Action on Sugar has developed a coherent action plan to reduce excess calories in the UK’s diet by gradually reducing the amount of sugars added to soft drinks, and to reduce the sweetness so people get used to less sugar.  This is a strategy that was first undertaken by Consensus Action on Salt and health (CASH) and the Food Standards’ Agency for salt reduction, and has led to a 15% reduction in salt intakes, a fall in population blood pressure and 8,500 fewer deaths per year from strokes and heart attacks, with cost savings to the NHS of £1.5billion a year.  

Tesco has agreed to an incremental, unobtrusive, reformulation strategy on soft drinks to include: 
  1. The removal of all added sugar from the “Kids” category in Sept (Brand & Own Label) 
  2. The reformulation of Tesco Own Label full sugar products by 5% every year on-going 
  3. Start to move towards removing all Added Sugar from mainstream squash (added sugar has already been removed from own label and Robinsons) 
  4. Focus on water, squash and flavoured water to promote healthier lives
Professor Graham MacGregor, Chairman of Action on Sugar, the Wolfson Institute, Queen Mary University of London says, “Incremental, unobtrusive reformulation is the key way of reducing calories across all sweetened drinks – merely having the option of ‘diet’ or ‘no sugar’ products does not work, particularly for the most socially deprived.  We are delighted that Tesco has agreed that this is exactly the sort of action that we need, and all other retailers must follow suit.”
“The Health Secretary Jeremy Hunt MP can no longer ignore the fact that the current nutrition policy, whereby the food industry is allowed to police themselves (the Responsibility Deal) is, unsurprisingly, not working.  The UK requires the implementation of this coherent strategy, starting by setting incremental sugar reduction targets for soft drinks across the whole sector.  With robust enforcement if they do not comply.” 
The salt reduction programme pioneered by Consensus Action on Salt and Health (CASH) has become one of the most successful nutritional policies in the UK since the Second World War, by setting targets for the food industry to add less salt to all of their products, over a period of time. As this is done slowly, people do not notice the difference in taste and there is no reduction in sales.  Salt intake has fallen in the UK by 15% (between 2001-2011) and most products in the supermarkets have been reduced between 20 to 40%. 

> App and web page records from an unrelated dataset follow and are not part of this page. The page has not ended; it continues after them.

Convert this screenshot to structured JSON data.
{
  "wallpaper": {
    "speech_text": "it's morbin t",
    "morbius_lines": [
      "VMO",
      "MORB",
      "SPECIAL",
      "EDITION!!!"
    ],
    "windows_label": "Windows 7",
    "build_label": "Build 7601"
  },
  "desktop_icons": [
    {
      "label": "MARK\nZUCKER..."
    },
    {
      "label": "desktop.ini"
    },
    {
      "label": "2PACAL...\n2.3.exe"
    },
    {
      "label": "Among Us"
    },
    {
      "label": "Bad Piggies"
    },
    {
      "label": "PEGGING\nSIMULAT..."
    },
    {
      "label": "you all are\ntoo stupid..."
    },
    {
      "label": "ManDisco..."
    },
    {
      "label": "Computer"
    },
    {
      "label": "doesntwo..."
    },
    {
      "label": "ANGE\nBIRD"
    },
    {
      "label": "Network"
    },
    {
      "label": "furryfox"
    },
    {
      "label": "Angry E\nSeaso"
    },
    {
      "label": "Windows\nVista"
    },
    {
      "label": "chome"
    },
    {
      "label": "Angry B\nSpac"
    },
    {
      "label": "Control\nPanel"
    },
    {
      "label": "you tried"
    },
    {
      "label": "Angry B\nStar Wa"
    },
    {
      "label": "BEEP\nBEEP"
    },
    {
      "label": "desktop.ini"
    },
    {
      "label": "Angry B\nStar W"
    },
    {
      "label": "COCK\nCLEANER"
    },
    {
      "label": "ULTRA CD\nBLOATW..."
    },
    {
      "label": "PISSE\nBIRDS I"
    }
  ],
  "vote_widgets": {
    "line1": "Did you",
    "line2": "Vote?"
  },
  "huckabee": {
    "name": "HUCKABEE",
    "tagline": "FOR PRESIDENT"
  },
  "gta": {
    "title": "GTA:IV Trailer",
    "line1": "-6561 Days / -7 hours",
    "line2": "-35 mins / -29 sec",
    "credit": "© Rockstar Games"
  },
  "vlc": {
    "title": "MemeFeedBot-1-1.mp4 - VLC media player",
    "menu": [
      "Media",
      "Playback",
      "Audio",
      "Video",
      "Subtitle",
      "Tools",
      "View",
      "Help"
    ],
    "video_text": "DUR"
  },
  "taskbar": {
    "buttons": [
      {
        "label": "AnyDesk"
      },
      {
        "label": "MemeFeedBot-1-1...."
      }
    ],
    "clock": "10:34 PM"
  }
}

A similar programme can now be developed to gradually reduce the amount of added sugar, and the sweetness, in food and soft drinks by setting targets for all foods and soft drinks where sugar has been added.  Action On Sugar has calculated that a 19% reduction in sugar added to all soft drinks, over the next four years is equivalent to removing approx. 2 teaspoons of sugar per can, and would result in 477 billion calories being removed from the UK diet, approx. 21kcal per person per day, and more in the socially deprived, who are much more prone to obesity. 

Please follow this link for the full press release [PDF 168KB]